For small businesses that create less material, a smaller model is better suited for you. Whatever shredder you decide, make you maintain the discipline and awareness to use it and stop papers with sensitive information from becoming stolen by identity thieves.
While your home office should be comfortable, too much comfort can lead to lower productivity and prevent you from crossing off tasks on your to-do list. Painting walls with an extremely bold color can deter you from working in your home office.
Paint color and comfort aren’t the only things you’ll have to consider when rearranging or planning a home office. Here are some office mistakes that you can avoid to create an enjoyable working space.
This is a common mistake that most freelancers tend to make, but it has a multitude of consequences. If your office is too cocoon-like and comfortable, it rarely encourages you to focus and get work done.
In fact, too much comfort encourages the opposite. You’ll find yourself constantly taking naps but not efficiently working on the task at hand. We could all benefit from a comfortable space, but it’s not the right setting for your home office.
You don’t have to turn your office into a complete, drone-like work chamber. But you should cut back on comfy accessories that will make you lazy and distract you. If there are additional pillows on your chair or couch, remove them.
Plan on buying a stand up convertible desk. Don’t forget to use wooden chairs to make you stand up and walk around after each break so to regulate your body’s blood flow.
If you didn’t place much thought into the color scheme of your office, you’ve probably regretted your previous choices and start planning on something new. Painting a home office in a new color scheme is expensive and time-consuming, so make sure you can live with the color scheme for a while.
Be thorough during the color selection process. Compare colors that you like and the qualities they remind you of. If you’re getting paint colors, then imagine being surrounded by that color and determine if its the right choice for an office space you’ll spend most of your time in.
Here’s a rule of thumb, go two shades lighter than your original color to ensure that the colors fit with your workplace.
Anything that makes your home office more constricted and smaller is a problem. One of the largest home office mistakes is to buy an excessive amount of furniture that takes too much floor space. Another thing is window treatments and dark colors that visually lowers the size of the room.
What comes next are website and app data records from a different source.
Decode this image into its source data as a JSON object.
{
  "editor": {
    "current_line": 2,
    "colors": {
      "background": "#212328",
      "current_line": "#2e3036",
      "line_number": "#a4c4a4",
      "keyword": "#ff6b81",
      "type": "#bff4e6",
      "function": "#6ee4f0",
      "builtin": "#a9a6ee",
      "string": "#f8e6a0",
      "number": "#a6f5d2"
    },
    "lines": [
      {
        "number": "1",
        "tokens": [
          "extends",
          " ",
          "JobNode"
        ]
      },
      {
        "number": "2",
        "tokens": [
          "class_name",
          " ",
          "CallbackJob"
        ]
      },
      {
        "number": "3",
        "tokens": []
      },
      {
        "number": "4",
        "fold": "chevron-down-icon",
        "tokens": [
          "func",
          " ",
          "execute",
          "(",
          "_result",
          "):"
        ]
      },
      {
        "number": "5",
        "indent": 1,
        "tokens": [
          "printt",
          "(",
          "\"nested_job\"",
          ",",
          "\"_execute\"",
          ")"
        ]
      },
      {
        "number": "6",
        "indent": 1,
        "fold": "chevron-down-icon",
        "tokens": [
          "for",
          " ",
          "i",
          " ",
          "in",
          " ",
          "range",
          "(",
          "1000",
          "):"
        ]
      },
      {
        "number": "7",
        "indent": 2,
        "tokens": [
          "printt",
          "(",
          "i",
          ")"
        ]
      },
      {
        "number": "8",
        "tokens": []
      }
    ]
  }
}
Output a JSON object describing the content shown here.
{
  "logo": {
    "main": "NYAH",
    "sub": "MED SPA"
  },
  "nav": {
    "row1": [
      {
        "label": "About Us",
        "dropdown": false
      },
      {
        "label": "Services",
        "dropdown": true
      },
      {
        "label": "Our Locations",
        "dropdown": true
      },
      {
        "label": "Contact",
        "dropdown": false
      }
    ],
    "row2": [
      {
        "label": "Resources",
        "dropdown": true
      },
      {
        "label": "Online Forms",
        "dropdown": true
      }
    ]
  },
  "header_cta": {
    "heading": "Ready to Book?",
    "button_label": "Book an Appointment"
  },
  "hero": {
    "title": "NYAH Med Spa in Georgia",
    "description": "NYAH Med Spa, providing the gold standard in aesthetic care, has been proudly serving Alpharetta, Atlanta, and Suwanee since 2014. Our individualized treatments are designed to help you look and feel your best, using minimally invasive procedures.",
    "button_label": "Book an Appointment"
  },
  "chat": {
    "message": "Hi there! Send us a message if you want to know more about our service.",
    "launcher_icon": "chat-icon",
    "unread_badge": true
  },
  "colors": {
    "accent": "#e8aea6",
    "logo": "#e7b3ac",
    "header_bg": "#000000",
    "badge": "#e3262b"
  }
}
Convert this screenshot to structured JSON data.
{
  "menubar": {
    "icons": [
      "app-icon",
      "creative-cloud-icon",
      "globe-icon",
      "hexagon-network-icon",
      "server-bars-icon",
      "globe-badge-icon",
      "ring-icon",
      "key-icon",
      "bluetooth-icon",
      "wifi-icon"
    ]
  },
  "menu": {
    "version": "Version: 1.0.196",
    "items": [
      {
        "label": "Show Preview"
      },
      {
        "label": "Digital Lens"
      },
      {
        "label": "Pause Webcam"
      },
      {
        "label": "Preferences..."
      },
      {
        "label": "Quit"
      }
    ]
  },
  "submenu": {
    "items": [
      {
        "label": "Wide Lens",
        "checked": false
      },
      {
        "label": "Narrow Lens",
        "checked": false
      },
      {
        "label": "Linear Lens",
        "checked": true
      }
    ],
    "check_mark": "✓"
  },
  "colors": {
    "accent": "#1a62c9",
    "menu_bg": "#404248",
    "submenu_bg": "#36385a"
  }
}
To avoid having a cluttered home office, get furniture that takes up less floor space and stands tall (vertical storage). We recommend opting for light colors instead of darker ones in small office areas. Keep your blinds and curtains open to visually widen the space.
Now that you know the essentials, you still have to take care of your office. These are the following guidelines you should consider to make your home office a productive and healthy working environment.
Clean your office daily to reduce clutter on your desk and free space on your laptop. Spend at least 3-5 days doing maintenance to keep your office in good condition. Regularly clean common areas with disinfecting wipes and sprays.
Most of your hard floors and carpets should be cleaned weekly. If your office receives constant traffic, then you’ll have to clean it more often. We suggest thoroughly cleaning your hard floors and carpets at least twice a year to reduce the amount of germs and keep them in good condition.
Having your home office is only half the battle. You have to design it correctly so that you can maximize your productivity. Keep your office clean, prevent distractions, and use it solely for working and you’ll notice more clients and more income.
Do you have any questions or experiences making your own home office?
Share in the comments below.
Hi, I am Istiak Rayhan. I am a full-time blogger and an internet marketer. I am the founder of RoadToBlogging.com. I am working from my home office. Here at SetYourOffice, my goal is to help you to set up and organize a home office.